Ontario reported 538 new cases of COVID-19 on Thursday and three new deaths, with Toronto still accounting for nearly half of all new infections.

"Locally, there are 229 new cases in Toronto with 101 in Peel, 66 in Ottawa and 43 in York Region," Elliott said on Twitter. "(Sixty per cent) of today’s cases are in people under the age of 40."

The province reported 625 new cases on Wednesday, 554 on Tuesday and a record-setting 700 on Monday.

Provincial labs processed 39,600 test specimens, up from 35,753 one day earlier.

Thursday's tests generated a positivity rate of 1.36 per cent.

There are now 82,473 test specimens awaiting processing, or equivalent to about two-days' worth of the province's maximum daily processing capacity if no other tests were added.

NDP leader Andrea Horwath slammed the testing backlog on Thursday.

"In Ontario, 82,473 people are waiting for their test results. They can’t go to work. They’re at home with kids who can’t go to school," she said. "It didn’t need to be this way. We should have been investing in public health rather than Ford's cuts. We need public health investment now."

Health officials have said daily testing capacity will hit 50,000 in the next few weeks, with an increase of up to 78,000 per day called for in the Ford government's fall preparedness plan.

Elliott said that it is imperative the backlog clears soon because unprocessed specimens will start to spoil.

"The specimens are only good for three days and then they spoil and people have to be re-tested," she said.

She said several university laboratories in Hamilton, Guelph and London were coming online to help process tests.

When asked if all specimens currently in the hands of Ontario labs would be processed before they expire, Chief Coroner Dr. Dirk Huyer said everything was being done to speed up processing of results.

"I'm not in a position to answer it from the perspective of a guarantee," he said Thursday afternoon. "All steps are being taken to do the testing as quickly as possible and as effectively and efficiently as possible."

Associate Chief Medical Officer of Health Dr. Barbara Yaffe said the backlog is more evidence people should heed the latest guidance on testing and not seek a test unless it is necessary.

"That is one of the reasons we are saying don't get a test unless you need it," she said. "You will just add to the backlog and it is very important that the test is done in a timely fashion."

A total of 515 people recovered from infection on Thursday, leading to a net increase in active cases of 20.

There are now 4,975 remaining active cases of novel coronavirus infection in Ontario, up from less than 900 in late July.

According to local public health units, a total of 2,866 people have died of COVID-19 since the pandemic began in March.

Public Health Ontario said two of the three deaths reported Thursday occurred in long-term care homes. All details of the third death were not disclosed.
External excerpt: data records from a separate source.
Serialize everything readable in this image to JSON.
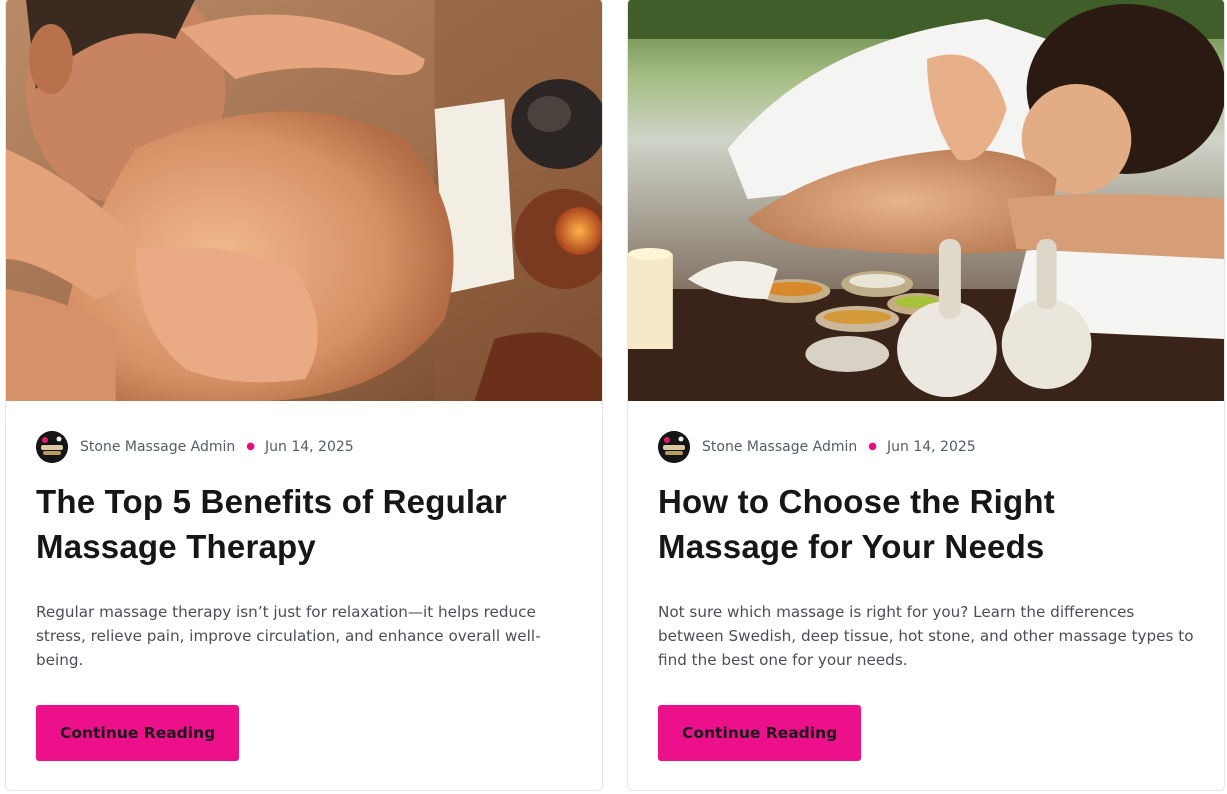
{
  "posts": [
    {
      "author": "Stone Massage Admin",
      "date": "Jun 14, 2025",
      "title": "The Top 5 Benefits of Regular Massage Therapy",
      "excerpt": "Regular massage therapy isn’t just for relaxation—it helps reduce stress, relieve pain, improve circulation, and enhance overall well-being.",
      "button": "Continue Reading"
    },
    {
      "author": "Stone Massage Admin",
      "date": "Jun 14, 2025",
      "title": "How to Choose the Right Massage for Your Needs",
      "excerpt": "Not sure which massage is right for you? Learn the differences between Swedish, deep tissue, hot stone, and other massage types to find the best one for your needs.",
      "button": "Continue Reading"
    }
  ],
  "colors": {
    "accent": "#ec118a",
    "dot": "#e3107f",
    "title": "#161616",
    "meta": "#555d66"
  }
}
Yesterday, provincial health officials released new modelling suggesting the province could see as many as 1,000 cases per day by early to mid-October.

Even so, the Premier said Wednesday that now was not the time for a return to Stage 2 of reopening, which would end activities such as indoor dining, cinema-going, bar attendance and exercising in gyms.

Speaking on Thursday, Ford said he had no imminent plans to reverse things such as indoor dining, but surging cases numbers could change everything.

"Everything's on the table and if you asked me in four days if the cases were up over 1,000 things could change but not right now, we just want everyone to continue to follow the guidelines," he said.

UHN epidemiologist Dr. Isaac Bogoch told CP24 it is likely new measures beyond what has already been enacted in the province will be necessary to lower the case count.

"We know what can happen in the next two weeks and then the weeks and months ahead, it's never too late to pivot, to turn around when you're going down the wrong path and we can certainly adopt strategies to get this under control."

Elsewhere in the GTA, Halton Region reported 3 new cases, while Durham Region reported 14.

Hospitalizations continue to rise across the province, with 162 people receiving treatment for COVID-19 on Thursday, up from 150 on Wednesday and 88 at this time last week.

Of those, 36 patients are in intensive care and 17 of them are breathing with the help of a ventilator.

Health officials said Wednesday it would be difficult to maintain the pace of all regularly scheduled surgeries with 150 patients in intensive care and "impossible" once 350 ICU beds are occupied by COVID-19 patients.